We believe that friendships between refugees, immigrants, and those who have lived in the US their entire lives are essential to creating abundant life in flourishing communities. It is through deep, authentic friendships we get to understand what a thriving, diverse community looks like.
Today, we celebrate a team member who exemplifies this goal and the journey to get there: Deanna McArthur. She recently stepped into a new role as the Children’s Teacher Manager at Refugee Family Literacy, where she has served as a teacher for many years. The exciting thing about the role is that Deanna will be focusing on supporting and training the 12 children’s teachers who are all new Americans.
Deanna brings a wealth of experience, empathy, and top-notch skills in forging cross-cultural bonds. As you get to know her a bit below, we’re sure you’ll be as excited as we are for her to be taking on this new leadership role!
Deanna is an Oregon native who received her Master’s in Education in Special Education. She has since taught in various places for seven years before focusing on raising her own small children. Her spirit of friendship and collaboration only grew during that time, she says.
“I did lots of volunteer projects, but once my children began attending International Charter School, I volunteered what could be called excessively,” she laughs.

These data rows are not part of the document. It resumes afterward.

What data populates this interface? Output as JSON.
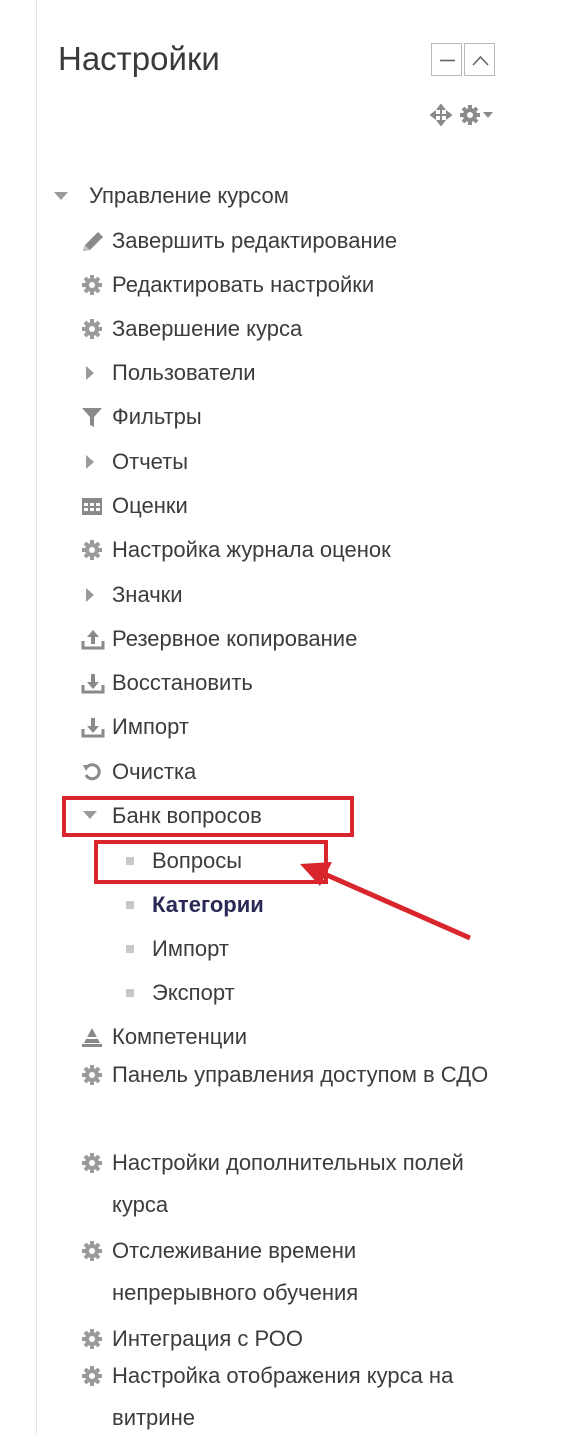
{
  "block": {
    "title": "Настройки"
  },
  "menu": {
    "root": "Управление курсом",
    "items": [
      {
        "label": "Завершить редактирование",
        "icon": "pencil-icon"
      },
      {
        "label": "Редактировать настройки",
        "icon": "gear-icon"
      },
      {
        "label": "Завершение курса",
        "icon": "gear-icon"
      },
      {
        "label": "Пользователи",
        "icon": "triangle-right-icon"
      },
      {
        "label": "Фильтры",
        "icon": "filter-icon"
      },
      {
        "label": "Отчеты",
        "icon": "triangle-right-icon"
      },
      {
        "label": "Оценки",
        "icon": "table-icon"
      },
      {
        "label": "Настройка журнала оценок",
        "icon": "gear-icon"
      },
      {
        "label": "Значки",
        "icon": "triangle-right-icon"
      },
      {
        "label": "Резервное копирование",
        "icon": "upload-icon"
      },
      {
        "label": "Восстановить",
        "icon": "download-icon"
      },
      {
        "label": "Импорт",
        "icon": "download-icon"
      },
      {
        "label": "Очистка",
        "icon": "refresh-icon"
      },
      {
        "label": "Банк вопросов",
        "icon": "triangle-down-icon"
      }
    ],
    "question_bank": [
      {
        "label": "Вопросы"
      },
      {
        "label": "Категории"
      },
      {
        "label": "Импорт"
      },
      {
        "label": "Экспорт"
      }
    ],
    "after": [
      {
        "label": "Компетенции",
        "icon": "competency-icon"
      },
      {
        "label": "Панель управления доступом в СДО",
        "icon": "gear-icon"
      },
      {
        "label": "Настройки дополнительных полей курса",
        "icon": "gear-icon"
      },
      {
        "label": "Отслеживание времени непрерывного обучения",
        "icon": "gear-icon"
      },
      {
        "label": "Интеграция с РОО",
        "icon": "gear-icon"
      },
      {
        "label": "Настройка отображения курса на витрине",
        "icon": "gear-icon"
      }
    ]
  },
  "colors": {
    "highlight": "#d9262c",
    "icon": "#8a8a8a"
  }
}
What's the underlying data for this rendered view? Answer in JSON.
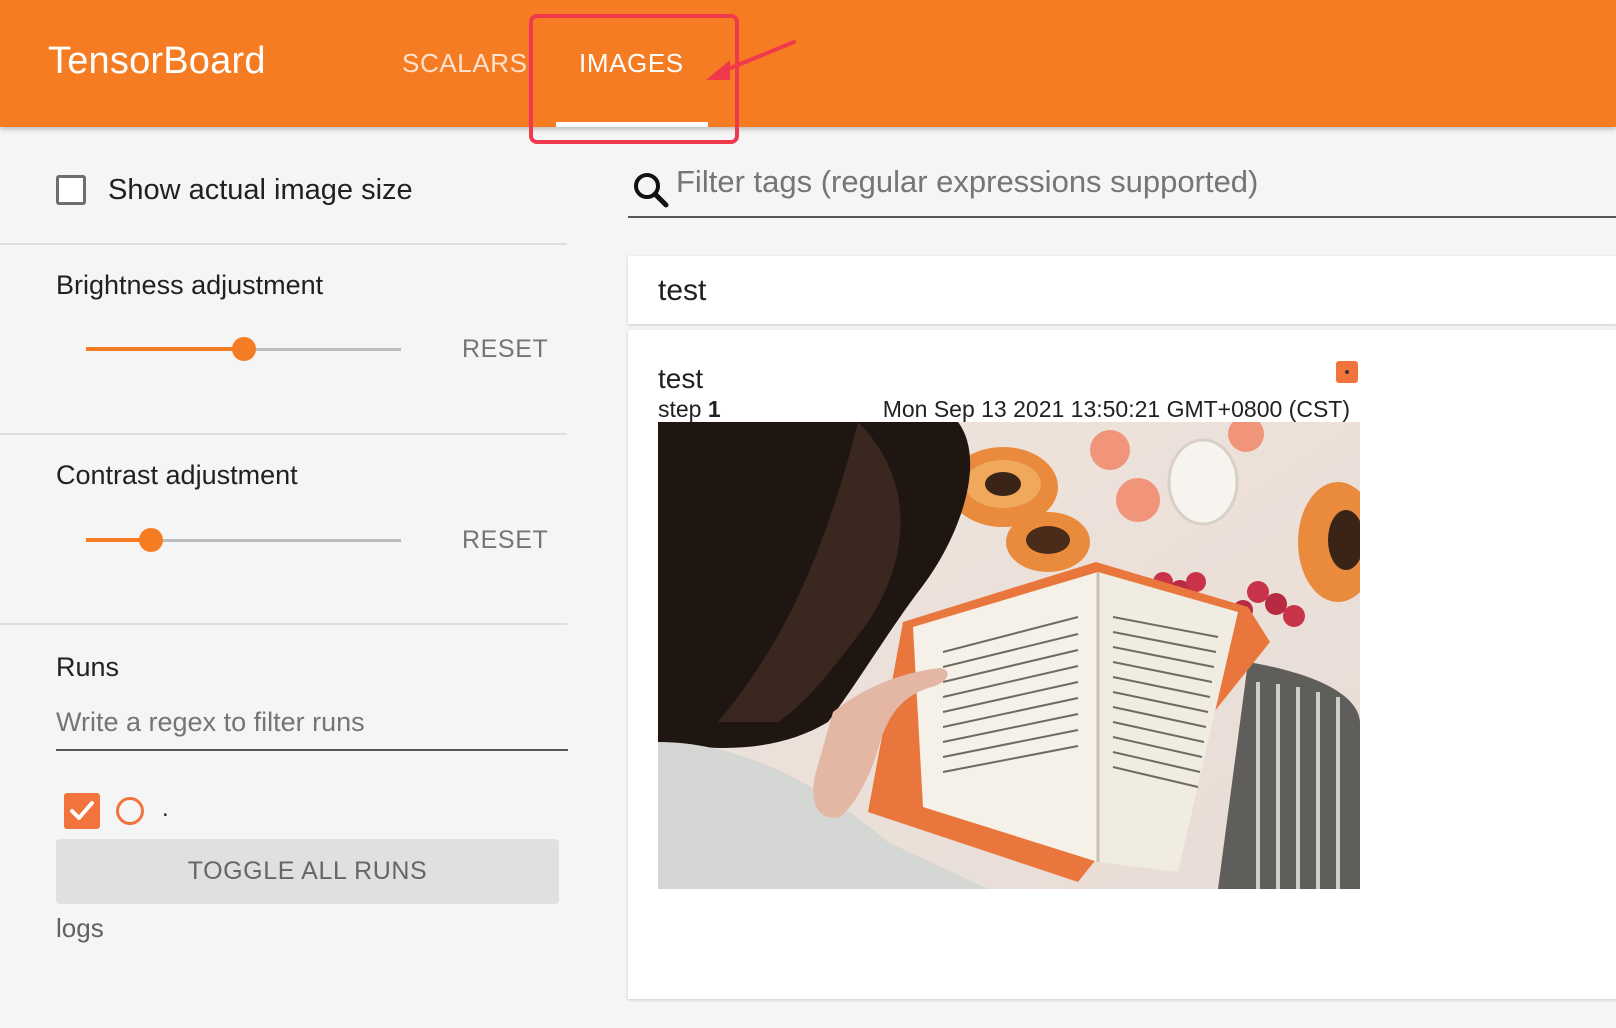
{
  "header": {
    "brand": "TensorBoard",
    "tabs": [
      {
        "label": "SCALARS",
        "active": false
      },
      {
        "label": "IMAGES",
        "active": true
      }
    ],
    "accent_color": "#f57c22",
    "annotation_color": "#f0394c"
  },
  "sidebar": {
    "show_actual_size_label": "Show actual image size",
    "show_actual_size_checked": false,
    "brightness": {
      "label": "Brightness adjustment",
      "reset_label": "RESET",
      "value_fraction": 0.5
    },
    "contrast": {
      "label": "Contrast adjustment",
      "reset_label": "RESET",
      "value_fraction": 0.2
    },
    "runs": {
      "title": "Runs",
      "filter_placeholder": "Write a regex to filter runs",
      "items": [
        {
          "label": ".",
          "checked": true,
          "color": "#f2733b"
        }
      ],
      "toggle_all_label": "TOGGLE ALL RUNS",
      "logdir": "logs"
    }
  },
  "main": {
    "filter_placeholder": "Filter tags (regular expressions supported)",
    "category": {
      "title": "test"
    },
    "card": {
      "tag": "test",
      "step_label": "step",
      "step_value": "1",
      "timestamp": "Mon Sep 13 2021 13:50:21 GMT+0800 (CST)"
    }
  }
}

The International Community School (ICS) is a public charter school in DeKalb County, Georgia serving students in grades K-5. ICS was strategically designed in 2002 to bring together refugee, immigrant and local children in an academically challenging and nurturing environment.She spearheaded projects like helping each class plant a garden and healthy food weeks. Through ICS, Deanna became immersed in the refugee community herself.
One of her favorite memories was starting a Brownies troop for her daughters and their friends. “I started it for younger girls since Brownies is for ages 7-9, but I quickly learned that many families would only let their daughters attend if their older sisters came, too. We ended up having a Brownies troop with a very large age range – I think we were one of the odder groups. But we were all Brownies, nobody cared, and we had a great time,” Deanna says.
Deanna heard about Friends of Refugees and Refugee Family Literacy through projects like these and the relationships she formed.
Getting Involved with Friends of Refugees
While volunteering at ICS, she heard about a job opening with Friends of Refugees at Refugee Family Literacy, our education program that builds literacy skills with mothers and children. She started out teaching the children two days a week, where she alternated with a woman named Lorna and was teamed up with a classroom assistant from Somalia named Farhio.
“I learned so much from both of them. Best practice says that children will learn best if we bring their culture into the classroom, and Farhio had the most creative ideas for how to do that. One time we read about camels, and all did an activity pretending to dry camel meat,” Deanna remembers.
When Farhio was preparing to become a lead teacher herself and was about to teach classes at Refugee Family Literacy’s new location at Memorial Drive, she asked Deanna to come with her and keep mentoring her. Deanna agreed.
“Farhio is still across the hall from me,” Deanna smiles.
Be a Friend: Deanna on Forging Friendships
Deanna’s relationship with Farhio is just one example of the kinds of long-term, trusting bonds she makes with refugees. How does she do it? Focusing on friendship first.
“Honestly, it feels normal for me,” she says. Her best friends are refugees, and despite having vastly different experiences and backgrounds, she relates to them as she would any other friend and sees a lot of common ground between them.
Deanna says, “We do things like go for tea and call each other. We talk about our kids, our marriages. My friend, who is from Ethiopia, had a similar childhood and we’ve faced similar challenges.” She finds the differences equally valuable, saying, “One of my Iraqi friends is Muslim. Talking to friends and getting a different perspective from her is refreshing and relaxing. Hearing another perspective on the world is really nice.”
Her Hopes for Her Future at Friends of Refugees
Deanna has loved serving at Refugee Family Literacy because of the connections and impact it makes. “I know what I do makes a difference in that child’s life. Early childhood education is the most important—it’s the basis/what you need to learn how to read.” She continues to be grateful for her experiences. Her greatest joy is being in awe of the resilient women who persevere despite difficult circumstances and watching a child learn year after year.
But more than anything, she loves coming alongside families and connecting after enduring similar challenges with her children. “My son was in special education. He’s now in college but did not speak [early on]. As a mother, having a child who needs speech-language therapy is very stressful. Now, whenever I have a family whose child might need extra support, I can really come alongside them and share my experience, too. I talk about that with them to say, ‘I know what that’s like.’ I think for many moms, it’s really important to see that we’re not here to criticize or label their children or their family, but here as friends who can support them in their literacy journeys,” she says.
Deanna highlights the opportunity to keep learning together as she thinks about the future. “We all have something to learn, no matter how experienced we are. It was fun to figure out what I can do better and what I can do to benefit my children even more.”